On a positive note, my son seems to have found his sea legs as far as the homeschool group he attends that's mostly teen girls (there's only one other boy and he's a couple of years younger and has a sister).  I also switched up one of our days so that we're doing field trips almost weekly and that seems to bring some much needed positivity to homeschooling.  This week we went the Science Museum in Richmond and we were there until they closed!  My son also mentioned going back twice on the way home, which was a wonderful surprise.  He was engaged in and excited by all of the hands-on exhibits, and he even enjoyed the movie, Violent Universe.  He's really into astronomy so I've contacted the Astronomy department at the University of Virginia about the group mentioned above going to the McCormick Observatory on a field trip.  We'll probably do that in a couple of weeks and he's so excited about it.  I'm always thrilled to find something that leads to him smiling and showing enthusiasm!

Math continues to be a struggle, to the point that my husband considered changing programs again, but after talking about it at length I think he's going to stick with Thinkwell.  I don't think it's the program causing the problem, I think my son will resist any program and find flaws no matter how the information is presented.  I find myself wondering if he needs tough love or an immersion into nothing but things that are big challenges for him, but right now we're staying the course and insisting that he complete a page of copywork a day and otherwise letting him do his own scheduling.

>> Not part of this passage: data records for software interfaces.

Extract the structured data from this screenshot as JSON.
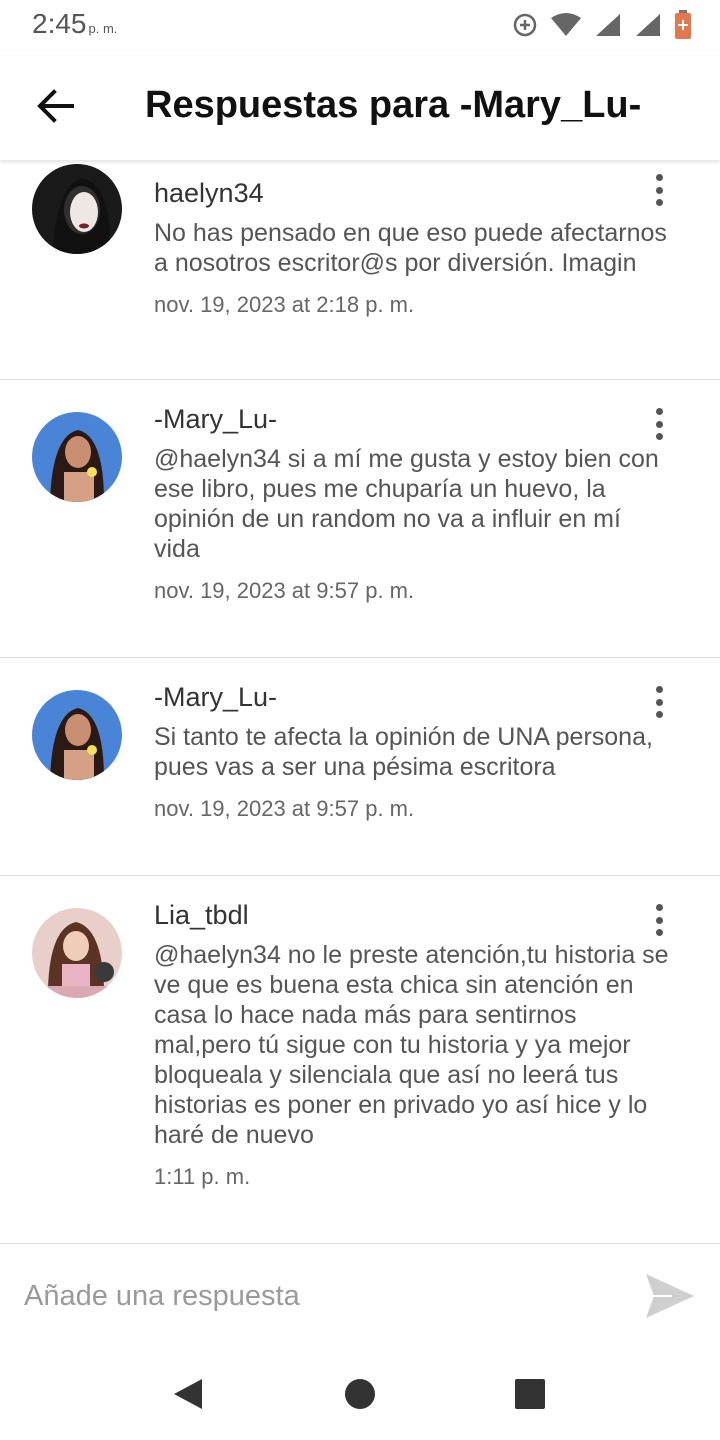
{
  "status_bar": {
    "time": "2:45",
    "ampm": "p. m.",
    "icons": [
      "data-saver-icon",
      "wifi-icon",
      "signal-icon",
      "signal-icon",
      "battery-icon"
    ]
  },
  "app_bar": {
    "title": "Respuestas para -Mary_Lu-",
    "back_icon": "arrow-left-icon"
  },
  "comments": [
    {
      "username": "haelyn34",
      "text": "No has pensado en que eso puede afectarnos a nosotros escritor@s por diversión. Imagin",
      "date": "nov. 19, 2023 at 2:18 p. m."
    },
    {
      "username": "-Mary_Lu-",
      "text": "@haelyn34  si a mí me gusta y estoy bien con ese libro, pues me chuparía un huevo, la opinión de un random no va a influir en mí vida",
      "date": "nov. 19, 2023 at 9:57 p. m."
    },
    {
      "username": "-Mary_Lu-",
      "text": "Si tanto te afecta la opinión de UNA persona, pues vas a ser una pésima escritora",
      "date": "nov. 19, 2023 at 9:57 p. m."
    },
    {
      "username": "Lia_tbdl",
      "text": "@haelyn34  no le preste atención,tu historia se ve que es buena esta chica sin atención en casa lo hace nada más para sentirnos mal,pero tú sigue con tu historia y ya mejor bloqueala y silenciala que así no leerá tus historias es poner en privado yo así hice y lo haré de nuevo",
      "date": "1:11 p. m."
    }
  ],
  "reply": {
    "placeholder": "Añade una respuesta",
    "send_icon": "send-icon"
  },
  "colors": {
    "divider": "#dcdcdc",
    "text_secondary": "#555555",
    "send": "#cfcfcf"
  }
}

We're going to start reading a book about executive function for teens and I hope to gain a lot of insight into coping mechanisms for him.  Reading the introduction, I found it hard to believe my son's picture wasn't on the cover!

How do you engage your child with ASD?  It's a constant challenge for us, overcoming his pessimism and negativity.